    ... in connection with this information. It is the user's responsibility to determine the level of toxicity and the proper personal protective equipment needed. The information set forth herein reflects laboratory performance of fabrics, not complete garments, under controlled conditions. It is intended for informational use by persons having technical skill for evaluation under their specific end-use conditions, at their own discretion and risk. Anyone intending to use this information should first verify that the garment selected is suitable for the intended use. In many cases, seams and closures have shorter breakthrough times and higher permeation rates than the fabric. Please contact DuPont for specific data. If fabric becomes torn, abraded or punctured, or if seams or closures fail, or if attached gloves, visors, etc. are damaged, end user should discontinue use of garment to avoid potential exposure to chemical. Since conditions of use are outside our control, we make no warranties, express or implied, including, without limitation, no warranties of merchantability or fitness for a particular use and assume no liability in connection with any use of this information. This information is not intended as a license to operate under or a recommendation to infringe any patent or technical information of DuPont or others covering any material or its use.

(DuPont, 2018)

First Aid
Eye: If eye tissue is frozen, seek medical attention immediately; if tissue is not frozen, immediately and thoroughly flush the eyes with large amounts of water for at least 15 minutes, occasionally lifting the lower and upper eyelids. If irritation, pain, swelling, lacrimation, or photophobia persist, get medical attention as soon as possible.

Skin: If frostbite has occurred, seek medical attention immediately; do NOT rub the affected areas or flush them with water. In order to prevent further tissue damage, do NOT attempt to remove frozen clothing from frostbitten areas. If frostbite has NOT occurred, immediately and thoroughly wash contaminated skin with soap and water.

Breathing: If a person breathes large amounts of this chemical, move the exposed person to fresh air at once. Other measures are usually unnecessary. (NIOSH, 2016)

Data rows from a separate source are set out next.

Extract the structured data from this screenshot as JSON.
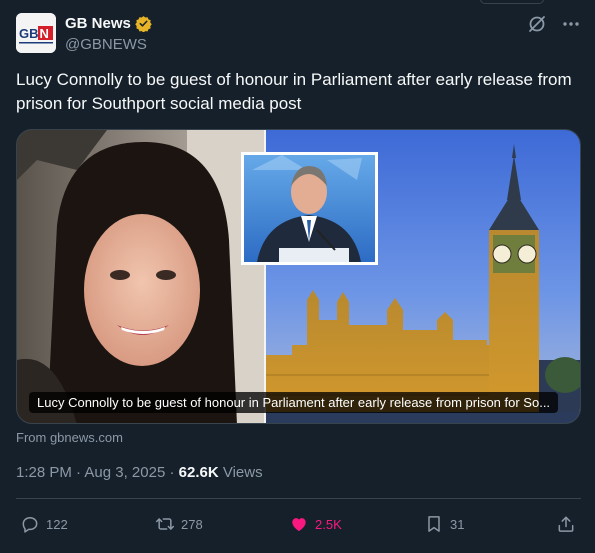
{
  "author": {
    "name": "GB News",
    "handle": "@GBNEWS",
    "avatar_text": "GBN"
  },
  "post": {
    "text": "Lucy Connolly to be guest of honour in Parliament after early release from prison for Southport social media post"
  },
  "media": {
    "caption": "Lucy Connolly to be guest of honour in Parliament after early release from prison for So...",
    "source": "From gbnews.com"
  },
  "meta": {
    "time": "1:28 PM",
    "separator": "·",
    "date": "Aug 3, 2025",
    "views_count": "62.6K",
    "views_label": "Views"
  },
  "actions": {
    "replies": "122",
    "reposts": "278",
    "likes": "2.5K",
    "bookmarks": "31"
  },
  "colors": {
    "background": "#15202b",
    "text": "#f7f9f9",
    "muted": "#8b98a5",
    "border": "#38444d",
    "like": "#f91880",
    "verified": "#e8b427"
  },
  "icons": [
    "verified-badge-icon",
    "grok-icon",
    "more-icon",
    "reply-icon",
    "repost-icon",
    "like-icon",
    "bookmark-icon",
    "share-icon"
  ]
}
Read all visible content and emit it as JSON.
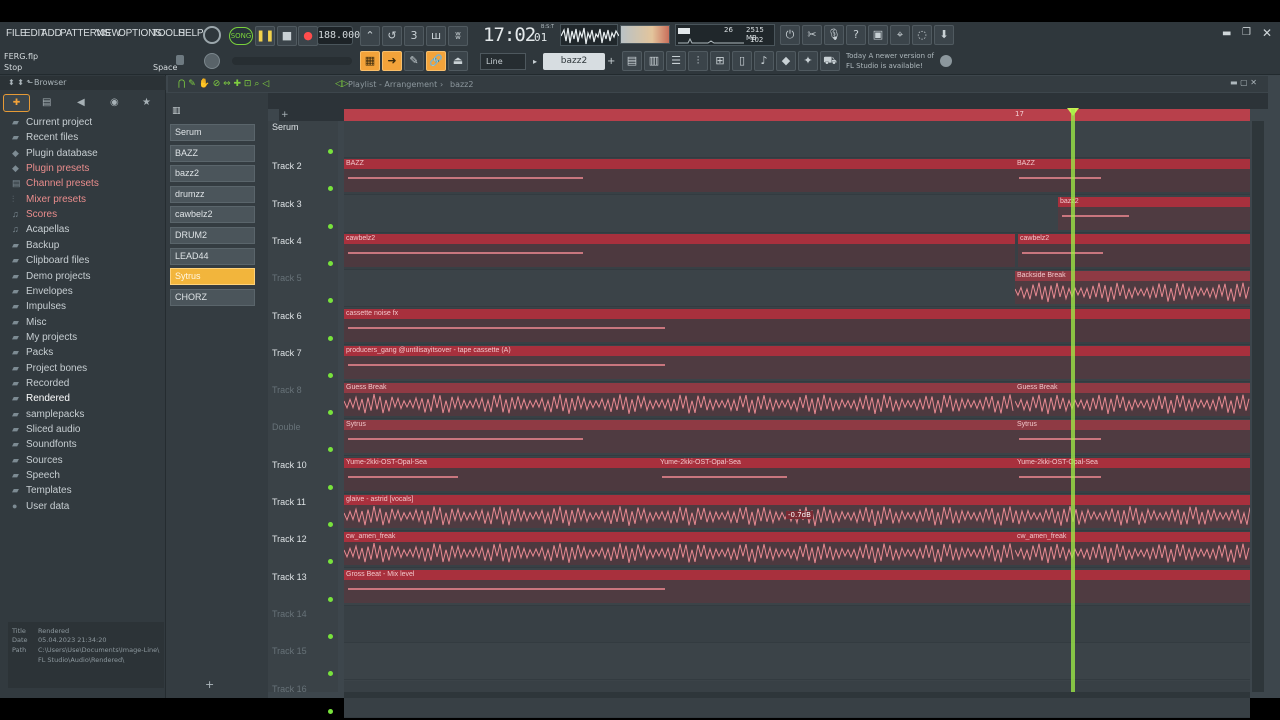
{
  "menu": [
    "FILE",
    "EDIT",
    "ADD",
    "PATTERNS",
    "VIEW",
    "OPTIONS",
    "TOOLS",
    "HELP"
  ],
  "transport": {
    "mode": "SONG",
    "tempo": "188.000",
    "time_main": "17:02",
    "time_sub": "01",
    "time_label": "B:S:T",
    "cpu": "26",
    "memory": "2515 MB",
    "polyphony": "102"
  },
  "hint": {
    "file": "FERG.flp",
    "action": "Stop",
    "shortcut": "Space"
  },
  "hint_panel": {
    "line1": "Today  A newer version of",
    "line2": "FL Studio is available!"
  },
  "snap": {
    "value": "Line"
  },
  "pattern_selector": {
    "value": "bazz2"
  },
  "browser": {
    "title": "Browser",
    "items": [
      {
        "label": "Current project",
        "icon": "folder-icon",
        "hl": false
      },
      {
        "label": "Recent files",
        "icon": "folder-icon",
        "hl": false
      },
      {
        "label": "Plugin database",
        "icon": "plugin-icon",
        "hl": false
      },
      {
        "label": "Plugin presets",
        "icon": "plugin-icon",
        "hl": true
      },
      {
        "label": "Channel presets",
        "icon": "channel-icon",
        "hl": true
      },
      {
        "label": "Mixer presets",
        "icon": "mixer-icon",
        "hl": true
      },
      {
        "label": "Scores",
        "icon": "music-icon",
        "hl": true
      },
      {
        "label": "Acapellas",
        "icon": "music-icon",
        "hl": false
      },
      {
        "label": "Backup",
        "icon": "folder-icon",
        "hl": false
      },
      {
        "label": "Clipboard files",
        "icon": "folder-icon",
        "hl": false
      },
      {
        "label": "Demo projects",
        "icon": "folder-icon",
        "hl": false
      },
      {
        "label": "Envelopes",
        "icon": "folder-icon",
        "hl": false
      },
      {
        "label": "Impulses",
        "icon": "folder-icon",
        "hl": false
      },
      {
        "label": "Misc",
        "icon": "folder-icon",
        "hl": false
      },
      {
        "label": "My projects",
        "icon": "folder-icon",
        "hl": false
      },
      {
        "label": "Packs",
        "icon": "folder-icon",
        "hl": false
      },
      {
        "label": "Project bones",
        "icon": "folder-icon",
        "hl": false
      },
      {
        "label": "Recorded",
        "icon": "folder-icon",
        "hl": false
      },
      {
        "label": "Rendered",
        "icon": "folder-icon",
        "hl": false,
        "sel": true
      },
      {
        "label": "samplepacks",
        "icon": "folder-icon",
        "hl": false
      },
      {
        "label": "Sliced audio",
        "icon": "folder-icon",
        "hl": false
      },
      {
        "label": "Soundfonts",
        "icon": "folder-icon",
        "hl": false
      },
      {
        "label": "Sources",
        "icon": "folder-icon",
        "hl": false
      },
      {
        "label": "Speech",
        "icon": "folder-icon",
        "hl": false
      },
      {
        "label": "Templates",
        "icon": "folder-icon",
        "hl": false
      },
      {
        "label": "User data",
        "icon": "user-icon",
        "hl": false
      }
    ],
    "info": {
      "title_label": "Title",
      "title_value": "Rendered",
      "date_label": "Date",
      "date_value": "05.04.2023 21:34:20",
      "path_label": "Path",
      "path_value1": "C:\\Users\\Use\\Documents\\Image-Line\\",
      "path_value2": "FL Studio\\Audio\\Rendered\\"
    }
  },
  "patterns": [
    "Serum",
    "BAZZ",
    "bazz2",
    "drumzz",
    "cawbelz2",
    "DRUM2",
    "LEAD44",
    "Sytrus",
    "CHORZ"
  ],
  "selected_pattern": "Sytrus",
  "playlist": {
    "title": "Playlist - Arrangement",
    "crumb": "bazz2",
    "ruler_marker": "17",
    "tracks": [
      "Serum",
      "Track 2",
      "Track 3",
      "Track 4",
      "Track 5",
      "Track 6",
      "Track 7",
      "Track 8",
      "Double",
      "Track 10",
      "Track 11",
      "Track 12",
      "Track 13",
      "Track 14",
      "Track 15",
      "Track 16"
    ],
    "clip_labels": {
      "bazz": "BAZZ",
      "bazz2": "bazz2",
      "cawbelz2": "cawbelz2",
      "backside": "Backside Break",
      "cassette": "cassette noise fx",
      "producers": "producers_gang @untilisayitsover - tape cassette (A)",
      "guess": "Guess Break",
      "sytrus": "Sytrus",
      "yume": "Yume-2kki-OST-Opal-Sea",
      "opal": "Opal-Sea",
      "glaive": "glaive - astrid [vocals]",
      "amen": "cw_amen_freak",
      "gross": "Gross Beat - Mix level",
      "gain": "-0.7dB"
    }
  }
}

Physical Properties

The Physical Property fields include properties such as vapor pressure and boiling point, as well as explosive limits and toxic exposure thresholds. The information in CAMEO Chemicals comes from a variety of data sources.
Chemical Formula:
  • N2O
Flash Point: data unavailable
Lower Explosive Limit (LEL): data unavailable
Upper Explosive Limit (UEL): data unavailable
Autoignition Temperature: data unavailable
Melting Point: -131.5 ° F (USCG, 1999)
Vapor Pressure: 51.3 atm (NIOSH, 2016)
Vapor Density (Relative to Air): data unavailable
Specific Gravity: 1.266 at -128.2 ° F (USCG, 1999)
Boiling Point: -129.1 ° F at 760 mm Hg (USCG, 1999)
Molecular Weight: 44 (USCG, 1999)
Water Solubility: 0.1 % at 77° F (NIOSH, 2016)
Ionization Potential: 12.89 eV (NIOSH, 2016)
IDLH: data unavailable

AEGLs (Acute Exposure Guideline Levels)

No AEGL information available.

ERPGs (Emergency Response Planning Guidelines)

No ERPG information available.

PACs (Protective Action Criteria)

Chemical PAC-1 PAC-2 PAC-3
Nitrous oxide (10024-97-2) 910 ppm 10000 ppm 20000 ppm
(DOE, 2016)

Regulatory Information

The Regulatory Information fields include information from the U.S. Environmental Protection Agency's Title III Consolidated List of Lists, the U.S. Department of Homeland Security's Chemical Facility Anti-Terrorism Standards, and the U.S. Occupational Safety and Health Administration's Process Safety Management of Highly Hazardous Chemicals Standard List (see more about these data sources).

EPA Consolidated List of Lists

No regulatory information available.

DHS Chemical Facility Anti-Terrorism Standards (CFATS)

No regulatory information available.

OSHA Process Safety Management (PSM) Standard List

No regulatory information available.

Alternate Chemical Names

This section provides a listing of alternate names for this chemical, including trade names and synonyms.